Nestle brews fresh investment as world savors Pu'er coffee
Updated: 2013-04-03 05:31
By Li Woke (China Daily)
Nestle SA - the world's largest food company by revenue - has announced plans to increase its investment in Pu'er, Yunnan province, in a bid to increase its cultivation of oriental coffee.
A memorandum of understanding signed by Nestle and the Pu'er government, which includes building a Nestle Coffee Farming Institute, a warehousing and testing laboratory and a Nescafe Consumer Experience Center, aims to provide training and infrastructure for local farmers and promote the region's coffee production.
"Nestle has been engaged in Yunnan since 1988," said Heiko Schipper, managing director of Nestle's food and beverage division, on Tuesday.
"As a multinational company that has a long-term commitment to the Pu'er coffee industry, Nestle relishes the kind of opportunity that Pu'er offers to create shared value - helping a local economy develop while providing Nestle with a fantastic product."
Lu Han, director of the Pu'er Coffee Industry Federation, believes the MOU is an important step toward boosting Nestle's global sourcing due to the high quality and quantity of Pu'er coffee beans.
In 2010, Starbucks Corp also signed a similar MOU with the Pu'er government to promote coffee growing in the region.
Coffee has become one of the pillar industries of Pu'er city. Peng Yuanguo, the city's vice-mayor, said Pu'er produces most of China's coffee beans. It produced 36,500 tons of coffee beans in 2012, and plans to produce 100,000 tons by 2016.
He said 80 to 90 percent of Pu'er coffee beans are exported.
During 2011 and 2012, Nestle bought more than 10,000 tons of premium Arabica coffee beans from farmers in Pu'er, a year-on-year increase of 25 percent. The company said it plans to purchase more than 70,000 tons in the 2012-13 season.
Starbucks said it has increased its coffee purchase from Yunnan by more than 20 times since 2007, when it first started purchasing the beans.
Dong Zhihua, vice-president of the Coffee Association of Yunnan, said local demand for coffee is increasing in tandem with overseas consumption.
According to research firm Mintel, the Chinese mainland market for packaged coffee products has grown at a compound annual growth rate of 18 percent a year since 2007, and could rise another 75 percent to 16 billion yuan ($2.5 billion) by 2017.
The value of coffee sales in China reached 6.25 billion yuan in 2011, up 20 percent from a year earlier, according to market research firm Euromonitor International.

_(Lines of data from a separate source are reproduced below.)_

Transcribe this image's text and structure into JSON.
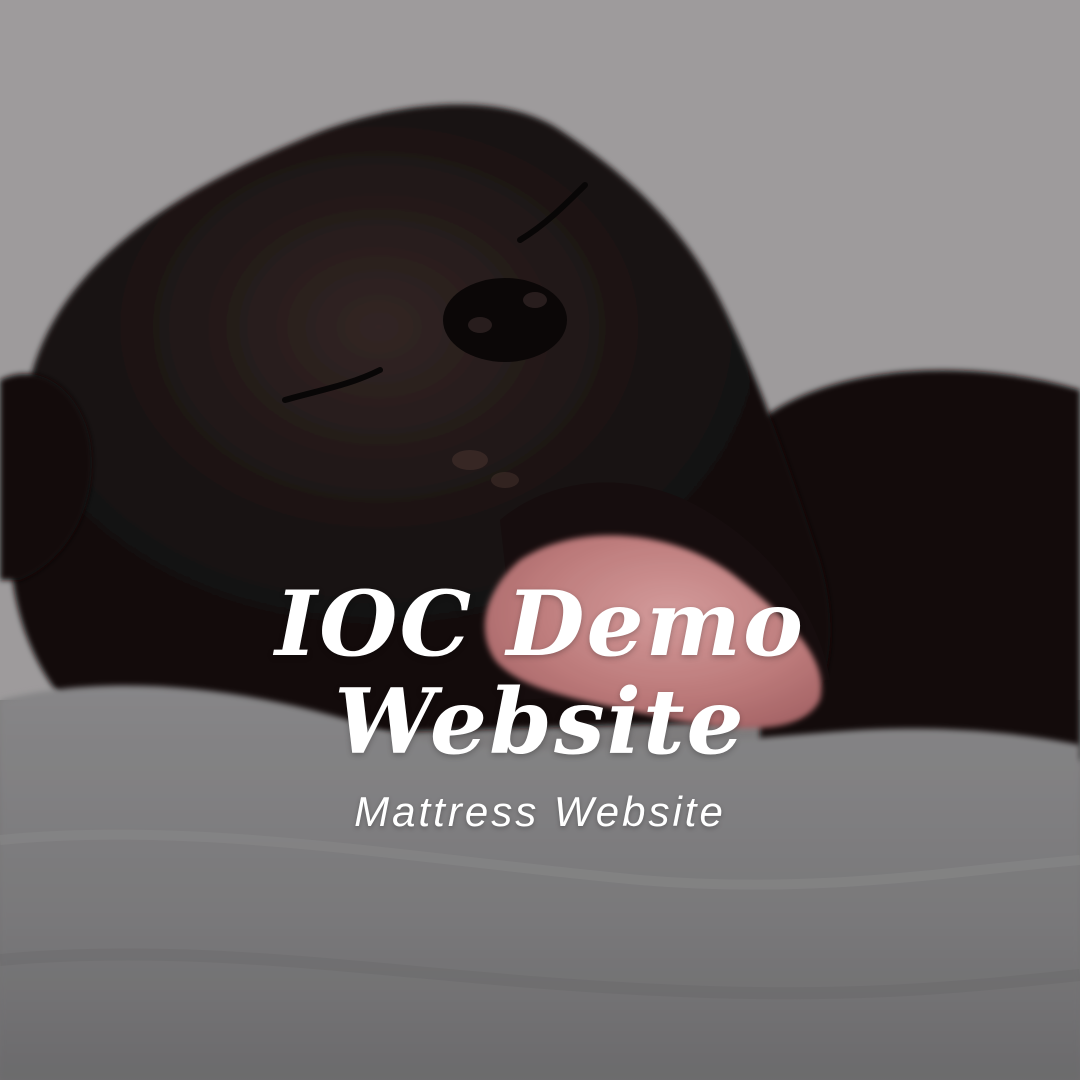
{
  "hero": {
    "title_line_1": "IOC Demo",
    "title_line_2": "Website",
    "subtitle": "Mattress Website"
  },
  "colors": {
    "text": "#ffffff",
    "background_wall": "#b3b0b1",
    "bedding": "#8e8c8d",
    "dog_fur": "#1f1717",
    "tongue": "#d98d8d"
  },
  "icons": {
    "hero_image": "sleeping-dog-photo"
  }
}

Local government officials said Pu'er welcomes multinational companies, such as Nestle and Starbucks, to cultivate in the region as it helps local farmers increase their income while boosting the local government's tax revenue.
"Pu'er is the origin of the famed Pu'er tea leaves. Isn't it good that the city has gained another title as the Chinese capital of coffee beans?" said Dong.
(China Daily 04/03/2013 page16)